Problem to solve: The complete listing, repeated precisely, must form the answer.
# # # #
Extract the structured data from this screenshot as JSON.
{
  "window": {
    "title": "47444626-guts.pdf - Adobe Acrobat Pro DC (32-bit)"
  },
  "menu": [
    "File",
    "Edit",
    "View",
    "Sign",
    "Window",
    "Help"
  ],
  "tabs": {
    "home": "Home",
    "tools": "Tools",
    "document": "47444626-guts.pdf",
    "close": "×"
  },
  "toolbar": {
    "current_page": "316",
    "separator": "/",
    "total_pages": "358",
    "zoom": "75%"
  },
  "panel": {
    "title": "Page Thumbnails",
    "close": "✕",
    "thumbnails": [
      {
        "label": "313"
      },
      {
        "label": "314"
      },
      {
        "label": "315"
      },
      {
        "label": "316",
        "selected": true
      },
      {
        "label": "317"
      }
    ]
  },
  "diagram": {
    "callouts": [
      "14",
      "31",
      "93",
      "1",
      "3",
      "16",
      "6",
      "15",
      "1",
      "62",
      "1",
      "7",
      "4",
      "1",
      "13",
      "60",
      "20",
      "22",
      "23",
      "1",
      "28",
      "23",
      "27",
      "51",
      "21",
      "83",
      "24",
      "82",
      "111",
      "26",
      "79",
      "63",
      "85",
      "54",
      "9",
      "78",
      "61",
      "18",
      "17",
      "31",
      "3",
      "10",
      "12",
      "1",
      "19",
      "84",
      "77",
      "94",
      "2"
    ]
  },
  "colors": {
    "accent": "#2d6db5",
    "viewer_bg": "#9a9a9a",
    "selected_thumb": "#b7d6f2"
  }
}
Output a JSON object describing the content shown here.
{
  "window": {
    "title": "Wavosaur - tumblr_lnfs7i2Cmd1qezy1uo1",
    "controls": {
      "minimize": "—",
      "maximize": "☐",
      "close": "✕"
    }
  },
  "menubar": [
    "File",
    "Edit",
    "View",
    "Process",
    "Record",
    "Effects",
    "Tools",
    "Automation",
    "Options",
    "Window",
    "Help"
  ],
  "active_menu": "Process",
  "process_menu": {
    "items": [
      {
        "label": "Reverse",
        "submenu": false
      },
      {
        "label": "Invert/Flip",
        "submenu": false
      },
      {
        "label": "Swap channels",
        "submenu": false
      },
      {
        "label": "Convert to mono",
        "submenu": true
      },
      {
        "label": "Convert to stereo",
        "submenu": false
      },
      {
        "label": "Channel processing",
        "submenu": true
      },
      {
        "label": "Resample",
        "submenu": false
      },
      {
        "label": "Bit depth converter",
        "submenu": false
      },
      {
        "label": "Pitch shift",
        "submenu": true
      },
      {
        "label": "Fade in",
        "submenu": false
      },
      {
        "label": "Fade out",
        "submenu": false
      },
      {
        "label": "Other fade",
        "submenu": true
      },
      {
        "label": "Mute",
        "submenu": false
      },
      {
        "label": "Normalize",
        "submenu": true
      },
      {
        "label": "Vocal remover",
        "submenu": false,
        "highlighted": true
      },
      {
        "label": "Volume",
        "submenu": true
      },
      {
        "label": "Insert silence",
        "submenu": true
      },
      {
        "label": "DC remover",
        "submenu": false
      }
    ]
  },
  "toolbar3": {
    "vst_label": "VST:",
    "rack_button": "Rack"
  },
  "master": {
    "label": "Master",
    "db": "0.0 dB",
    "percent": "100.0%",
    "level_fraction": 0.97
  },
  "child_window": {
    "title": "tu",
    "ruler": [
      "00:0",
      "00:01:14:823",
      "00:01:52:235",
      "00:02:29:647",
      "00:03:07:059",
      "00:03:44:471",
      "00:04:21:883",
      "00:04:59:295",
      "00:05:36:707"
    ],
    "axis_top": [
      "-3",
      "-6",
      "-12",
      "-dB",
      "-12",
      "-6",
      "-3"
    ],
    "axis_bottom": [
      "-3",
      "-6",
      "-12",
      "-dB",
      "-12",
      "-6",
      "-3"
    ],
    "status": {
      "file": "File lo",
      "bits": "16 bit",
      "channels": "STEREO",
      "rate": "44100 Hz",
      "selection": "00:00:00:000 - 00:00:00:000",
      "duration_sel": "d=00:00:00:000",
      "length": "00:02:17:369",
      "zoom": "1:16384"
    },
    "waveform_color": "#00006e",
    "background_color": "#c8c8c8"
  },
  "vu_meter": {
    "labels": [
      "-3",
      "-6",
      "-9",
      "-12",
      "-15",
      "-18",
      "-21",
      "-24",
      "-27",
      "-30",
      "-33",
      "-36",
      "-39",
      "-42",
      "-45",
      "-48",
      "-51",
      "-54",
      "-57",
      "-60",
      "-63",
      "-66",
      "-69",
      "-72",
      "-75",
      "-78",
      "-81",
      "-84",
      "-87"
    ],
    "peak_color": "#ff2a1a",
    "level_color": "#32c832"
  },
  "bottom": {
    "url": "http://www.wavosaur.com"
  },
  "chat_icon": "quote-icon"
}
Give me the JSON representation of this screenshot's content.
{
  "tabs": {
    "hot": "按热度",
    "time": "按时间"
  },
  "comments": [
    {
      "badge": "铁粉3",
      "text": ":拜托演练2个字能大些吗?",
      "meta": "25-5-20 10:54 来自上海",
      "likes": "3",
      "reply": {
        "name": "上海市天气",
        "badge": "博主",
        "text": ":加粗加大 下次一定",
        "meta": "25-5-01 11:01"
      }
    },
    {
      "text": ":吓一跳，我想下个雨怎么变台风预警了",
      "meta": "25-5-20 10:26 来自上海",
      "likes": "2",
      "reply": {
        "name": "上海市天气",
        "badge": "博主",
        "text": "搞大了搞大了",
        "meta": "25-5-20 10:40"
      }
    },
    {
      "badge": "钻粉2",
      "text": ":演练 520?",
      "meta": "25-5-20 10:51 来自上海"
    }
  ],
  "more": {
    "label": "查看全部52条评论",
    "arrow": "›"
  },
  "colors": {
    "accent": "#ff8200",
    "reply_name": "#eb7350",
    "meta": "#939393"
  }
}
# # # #
Exercise result:
Extract the structured data from this screenshot as JSON.
{
  "window": {
    "title": "47444626-guts.pdf - Adobe Acrobat Pro DC (32-bit)"
  },
  "menu": [
    "File",
    "Edit",
    "View",
    "Sign",
    "Window",
    "Help"
  ],
  "tabs": {
    "home": "Home",
    "tools": "Tools",
    "document": "47444626-guts.pdf",
    "close": "×"
  },
  "toolbar": {
    "current_page": "316",
    "separator": "/",
    "total_pages": "358",
    "zoom": "75%"
  },
  "panel": {
    "title": "Page Thumbnails",
    "close": "✕",
    "thumbnails": [
      {
        "label": "313"
      },
      {
        "label": "314"
      },
      {
        "label": "315"
      },
      {
        "label": "316",
        "selected": true
      },
      {
        "label": "317"
      }
    ]
  },
  "diagram": {
    "callouts": [
      "14",
      "31",
      "93",
      "1",
      "3",
      "16",
      "6",
      "15",
      "1",
      "62",
      "1",
      "7",
      "4",
      "1",
      "13",
      "60",
      "20",
      "22",
      "23",
      "1",
      "28",
      "23",
      "27",
      "51",
      "21",
      "83",
      "24",
      "82",
      "111",
      "26",
      "79",
      "63",
      "85",
      "54",
      "9",
      "78",
      "61",
      "18",
      "17",
      "31",
      "3",
      "10",
      "12",
      "1",
      "19",
      "84",
      "77",
      "94",
      "2"
    ]
  },
  "colors": {
    "accent": "#2d6db5",
    "viewer_bg": "#9a9a9a",
    "selected_thumb": "#b7d6f2"
  }
}
Output a JSON object describing the content shown here.
{
  "window": {
    "title": "Wavosaur - tumblr_lnfs7i2Cmd1qezy1uo1",
    "controls": {
      "minimize": "—",
      "maximize": "☐",
      "close": "✕"
    }
  },
  "menubar": [
    "File",
    "Edit",
    "View",
    "Process",
    "Record",
    "Effects",
    "Tools",
    "Automation",
    "Options",
    "Window",
    "Help"
  ],
  "active_menu": "Process",
  "process_menu": {
    "items": [
      {
        "label": "Reverse",
        "submenu": false
      },
      {
        "label": "Invert/Flip",
        "submenu": false
      },
      {
        "label": "Swap channels",
        "submenu": false
      },
      {
        "label": "Convert to mono",
        "submenu": true
      },
      {
        "label": "Convert to stereo",
        "submenu": false
      },
      {
        "label": "Channel processing",
        "submenu": true
      },
      {
        "label": "Resample",
        "submenu": false
      },
      {
        "label": "Bit depth converter",
        "submenu": false
      },
      {
        "label": "Pitch shift",
        "submenu": true
      },
      {
        "label": "Fade in",
        "submenu": false
      },
      {
        "label": "Fade out",
        "submenu": false
      },
      {
        "label": "Other fade",
        "submenu": true
      },
      {
        "label": "Mute",
        "submenu": false
      },
      {
        "label": "Normalize",
        "submenu": true
      },
      {
        "label": "Vocal remover",
        "submenu": false,
        "highlighted": true
      },
      {
        "label": "Volume",
        "submenu": true
      },
      {
        "label": "Insert silence",
        "submenu": true
      },
      {
        "label": "DC remover",
        "submenu": false
      }
    ]
  },
  "toolbar3": {
    "vst_label": "VST:",
    "rack_button": "Rack"
  },
  "master": {
    "label": "Master",
    "db": "0.0 dB",
    "percent": "100.0%",
    "level_fraction": 0.97
  },
  "child_window": {
    "title": "tu",
    "ruler": [
      "00:0",
      "00:01:14:823",
      "00:01:52:235",
      "00:02:29:647",
      "00:03:07:059",
      "00:03:44:471",
      "00:04:21:883",
      "00:04:59:295",
      "00:05:36:707"
    ],
    "axis_top": [
      "-3",
      "-6",
      "-12",
      "-dB",
      "-12",
      "-6",
      "-3"
    ],
    "axis_bottom": [
      "-3",
      "-6",
      "-12",
      "-dB",
      "-12",
      "-6",
      "-3"
    ],
    "status": {
      "file": "File lo",
      "bits": "16 bit",
      "channels": "STEREO",
      "rate": "44100 Hz",
      "selection": "00:00:00:000 - 00:00:00:000",
      "duration_sel": "d=00:00:00:000",
      "length": "00:02:17:369",
      "zoom": "1:16384"
    },
    "waveform_color": "#00006e",
    "background_color": "#c8c8c8"
  },
  "vu_meter": {
    "labels": [
      "-3",
      "-6",
      "-9",
      "-12",
      "-15",
      "-18",
      "-21",
      "-24",
      "-27",
      "-30",
      "-33",
      "-36",
      "-39",
      "-42",
      "-45",
      "-48",
      "-51",
      "-54",
      "-57",
      "-60",
      "-63",
      "-66",
      "-69",
      "-72",
      "-75",
      "-78",
      "-81",
      "-84",
      "-87"
    ],
    "peak_color": "#ff2a1a",
    "level_color": "#32c832"
  },
  "bottom": {
    "url": "http://www.wavosaur.com"
  },
  "chat_icon": "quote-icon"
}
Give me the JSON representation of this screenshot's content.
{
  "tabs": {
    "hot": "按热度",
    "time": "按时间"
  },
  "comments": [
    {
      "badge": "铁粉3",
      "text": ":拜托演练2个字能大些吗?",
      "meta": "25-5-20 10:54 来自上海",
      "likes": "3",
      "reply": {
        "name": "上海市天气",
        "badge": "博主",
        "text": ":加粗加大 下次一定",
        "meta": "25-5-01 11:01"
      }
    },
    {
      "text": ":吓一跳，我想下个雨怎么变台风预警了",
      "meta": "25-5-20 10:26 来自上海",
      "likes": "2",
      "reply": {
        "name": "上海市天气",
        "badge": "博主",
        "text": "搞大了搞大了",
        "meta": "25-5-20 10:40"
      }
    },
    {
      "badge": "钻粉2",
      "text": ":演练 520?",
      "meta": "25-5-20 10:51 来自上海"
    }
  ],
  "more": {
    "label": "查看全部52条评论",
    "arrow": "›"
  },
  "colors": {
    "accent": "#ff8200",
    "reply_name": "#eb7350",
    "meta": "#939393"
  }
}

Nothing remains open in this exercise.